*** Records for this task ***
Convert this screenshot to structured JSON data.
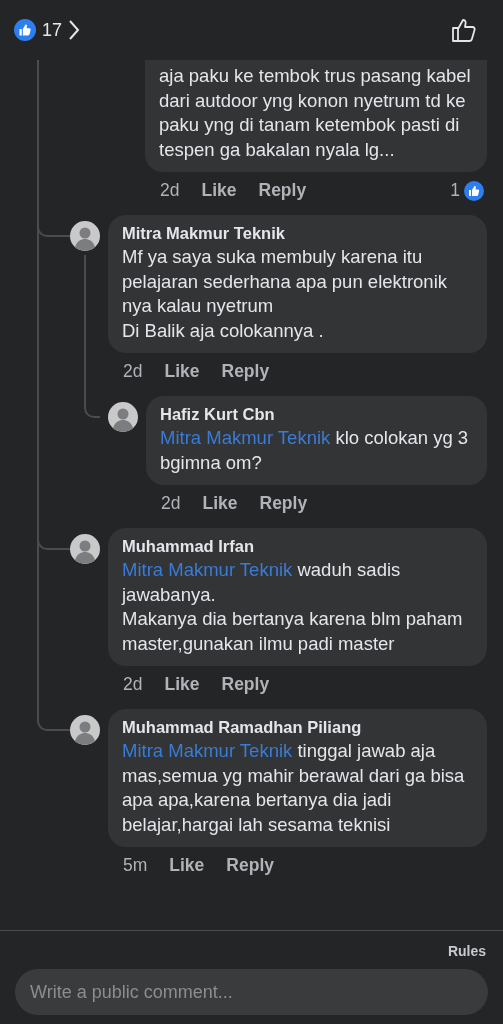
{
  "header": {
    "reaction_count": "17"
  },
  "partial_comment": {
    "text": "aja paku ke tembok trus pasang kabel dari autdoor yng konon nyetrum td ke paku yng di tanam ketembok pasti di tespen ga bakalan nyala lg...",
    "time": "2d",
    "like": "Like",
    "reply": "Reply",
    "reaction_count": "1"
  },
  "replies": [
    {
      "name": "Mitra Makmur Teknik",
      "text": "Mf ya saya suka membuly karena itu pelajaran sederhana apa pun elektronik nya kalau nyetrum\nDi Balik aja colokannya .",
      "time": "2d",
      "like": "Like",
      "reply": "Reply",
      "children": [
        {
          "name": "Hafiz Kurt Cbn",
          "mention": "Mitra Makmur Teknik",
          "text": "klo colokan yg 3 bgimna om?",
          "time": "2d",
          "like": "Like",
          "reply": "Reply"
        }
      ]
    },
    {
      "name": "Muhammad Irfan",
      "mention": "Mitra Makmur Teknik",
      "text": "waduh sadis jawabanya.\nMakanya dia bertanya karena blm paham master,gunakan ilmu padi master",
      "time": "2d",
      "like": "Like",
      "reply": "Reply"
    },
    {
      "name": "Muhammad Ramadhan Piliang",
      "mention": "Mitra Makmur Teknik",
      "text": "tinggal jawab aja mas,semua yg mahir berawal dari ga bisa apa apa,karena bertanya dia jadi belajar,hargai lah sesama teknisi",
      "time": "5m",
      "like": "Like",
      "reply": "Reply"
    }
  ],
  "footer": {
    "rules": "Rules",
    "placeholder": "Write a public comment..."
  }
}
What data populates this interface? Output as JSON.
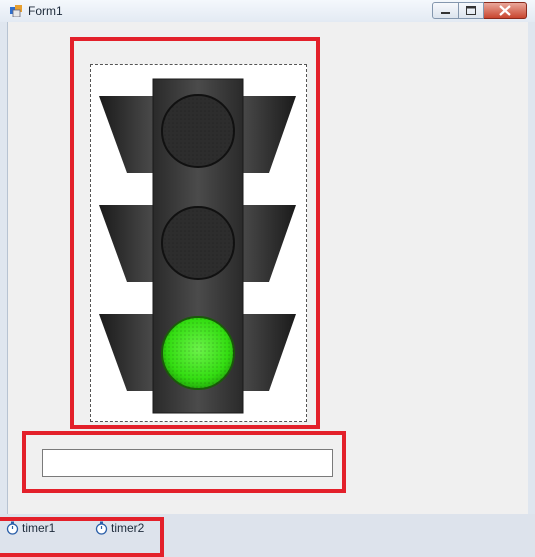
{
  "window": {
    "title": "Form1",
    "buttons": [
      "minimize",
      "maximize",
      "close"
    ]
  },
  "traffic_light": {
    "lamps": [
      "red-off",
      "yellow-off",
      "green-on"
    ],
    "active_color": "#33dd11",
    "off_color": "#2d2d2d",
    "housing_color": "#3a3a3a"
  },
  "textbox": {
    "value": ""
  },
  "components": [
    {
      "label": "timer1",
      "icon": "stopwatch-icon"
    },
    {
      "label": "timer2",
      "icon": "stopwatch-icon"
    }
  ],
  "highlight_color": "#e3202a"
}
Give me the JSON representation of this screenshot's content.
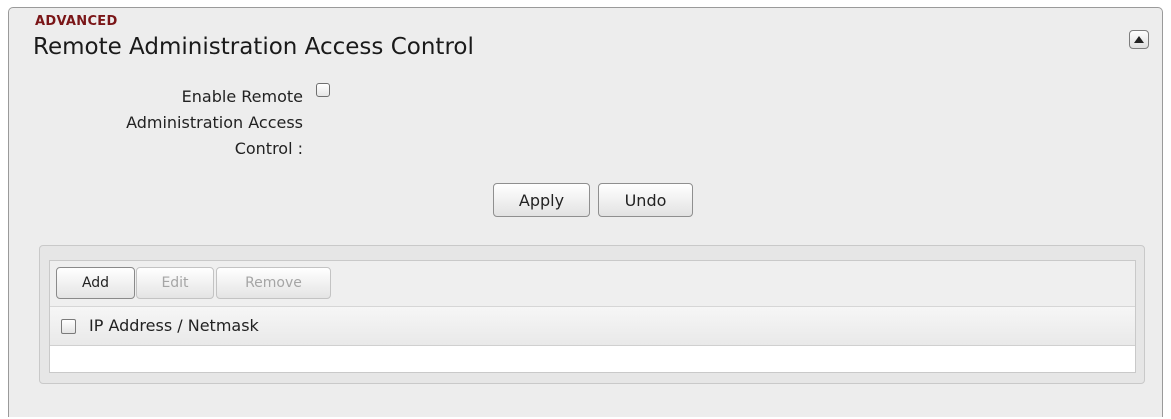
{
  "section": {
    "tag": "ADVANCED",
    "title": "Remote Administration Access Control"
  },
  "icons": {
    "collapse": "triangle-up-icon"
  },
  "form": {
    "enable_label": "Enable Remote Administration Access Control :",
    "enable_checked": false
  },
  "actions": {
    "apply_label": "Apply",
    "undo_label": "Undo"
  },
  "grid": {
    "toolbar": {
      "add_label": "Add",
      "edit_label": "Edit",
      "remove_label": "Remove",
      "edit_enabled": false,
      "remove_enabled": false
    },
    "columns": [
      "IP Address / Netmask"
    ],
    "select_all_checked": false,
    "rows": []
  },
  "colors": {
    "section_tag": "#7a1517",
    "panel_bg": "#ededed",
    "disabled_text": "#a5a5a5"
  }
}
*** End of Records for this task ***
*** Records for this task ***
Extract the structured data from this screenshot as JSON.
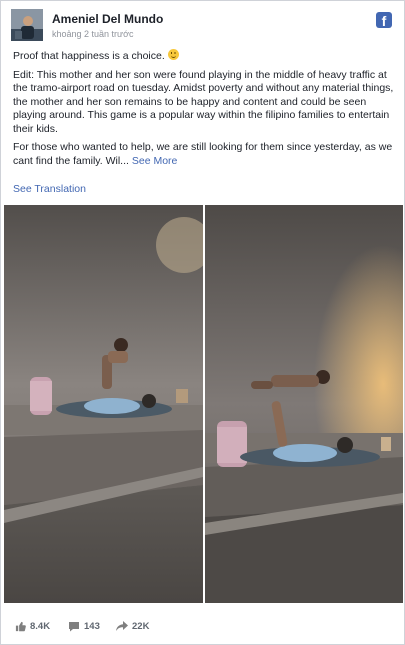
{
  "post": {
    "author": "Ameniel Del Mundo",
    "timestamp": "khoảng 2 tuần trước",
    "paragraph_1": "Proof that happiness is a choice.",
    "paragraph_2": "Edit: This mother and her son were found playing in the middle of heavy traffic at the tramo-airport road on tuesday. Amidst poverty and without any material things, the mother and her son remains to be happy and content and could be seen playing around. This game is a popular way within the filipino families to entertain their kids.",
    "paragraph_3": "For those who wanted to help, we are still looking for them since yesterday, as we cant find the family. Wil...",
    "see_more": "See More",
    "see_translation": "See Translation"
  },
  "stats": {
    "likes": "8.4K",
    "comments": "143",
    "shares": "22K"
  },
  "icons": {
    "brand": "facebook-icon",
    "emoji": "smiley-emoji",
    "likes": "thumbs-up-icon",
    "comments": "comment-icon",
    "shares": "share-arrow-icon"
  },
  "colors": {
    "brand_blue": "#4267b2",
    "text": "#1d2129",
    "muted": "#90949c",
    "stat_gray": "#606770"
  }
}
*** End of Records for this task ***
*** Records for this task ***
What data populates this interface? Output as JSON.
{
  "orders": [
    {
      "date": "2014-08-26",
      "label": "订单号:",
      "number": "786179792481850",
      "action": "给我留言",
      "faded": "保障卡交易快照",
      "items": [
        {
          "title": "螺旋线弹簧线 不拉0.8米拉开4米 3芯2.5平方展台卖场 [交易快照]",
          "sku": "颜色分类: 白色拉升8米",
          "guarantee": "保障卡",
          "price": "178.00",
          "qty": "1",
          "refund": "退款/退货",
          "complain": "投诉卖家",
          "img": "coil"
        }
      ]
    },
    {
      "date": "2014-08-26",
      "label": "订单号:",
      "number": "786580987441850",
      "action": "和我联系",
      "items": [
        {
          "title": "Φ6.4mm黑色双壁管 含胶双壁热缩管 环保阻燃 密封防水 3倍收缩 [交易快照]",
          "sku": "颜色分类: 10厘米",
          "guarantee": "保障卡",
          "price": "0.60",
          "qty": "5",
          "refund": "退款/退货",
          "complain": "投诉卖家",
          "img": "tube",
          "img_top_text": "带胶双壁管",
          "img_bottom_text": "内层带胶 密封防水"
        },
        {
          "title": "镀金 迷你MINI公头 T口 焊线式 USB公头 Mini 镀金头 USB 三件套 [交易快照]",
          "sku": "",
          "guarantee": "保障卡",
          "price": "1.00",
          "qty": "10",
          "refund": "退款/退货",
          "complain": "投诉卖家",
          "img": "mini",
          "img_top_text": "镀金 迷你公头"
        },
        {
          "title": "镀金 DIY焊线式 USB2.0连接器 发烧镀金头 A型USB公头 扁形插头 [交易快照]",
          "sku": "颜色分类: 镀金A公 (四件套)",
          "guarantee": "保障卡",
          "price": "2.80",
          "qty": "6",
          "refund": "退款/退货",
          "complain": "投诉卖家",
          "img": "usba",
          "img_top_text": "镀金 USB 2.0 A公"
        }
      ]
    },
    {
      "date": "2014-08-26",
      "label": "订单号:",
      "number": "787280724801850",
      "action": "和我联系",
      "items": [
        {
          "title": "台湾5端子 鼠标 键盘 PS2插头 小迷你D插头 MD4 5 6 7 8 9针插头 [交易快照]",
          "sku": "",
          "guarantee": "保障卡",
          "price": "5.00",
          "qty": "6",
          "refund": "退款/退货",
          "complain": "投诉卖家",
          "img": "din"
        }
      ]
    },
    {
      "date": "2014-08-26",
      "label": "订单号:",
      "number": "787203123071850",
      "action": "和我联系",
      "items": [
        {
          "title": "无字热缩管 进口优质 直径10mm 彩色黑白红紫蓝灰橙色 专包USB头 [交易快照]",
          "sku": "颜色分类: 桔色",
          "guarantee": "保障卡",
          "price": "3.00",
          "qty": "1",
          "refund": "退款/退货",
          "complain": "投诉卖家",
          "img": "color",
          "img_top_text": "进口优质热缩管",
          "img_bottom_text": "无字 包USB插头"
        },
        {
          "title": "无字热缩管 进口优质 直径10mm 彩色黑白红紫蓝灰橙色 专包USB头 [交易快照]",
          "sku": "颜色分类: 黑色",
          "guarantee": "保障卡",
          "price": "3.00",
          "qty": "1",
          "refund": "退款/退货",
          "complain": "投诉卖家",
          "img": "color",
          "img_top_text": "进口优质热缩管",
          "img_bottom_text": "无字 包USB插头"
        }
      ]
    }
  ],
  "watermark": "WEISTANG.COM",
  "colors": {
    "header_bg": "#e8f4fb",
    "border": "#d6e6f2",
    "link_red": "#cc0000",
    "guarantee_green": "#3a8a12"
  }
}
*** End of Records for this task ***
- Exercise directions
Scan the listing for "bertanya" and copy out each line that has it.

- Result of the task
      "text": "waduh sadis jawabanya.\nMakanya dia bertanya karena blm paham master,gunakan ilmu padi master",
      "text": "tinggal jawab aja mas,semua yg mahir berawal dari ga bisa apa apa,karena bertanya dia jadi belajar,hargai lah sesama teknisi",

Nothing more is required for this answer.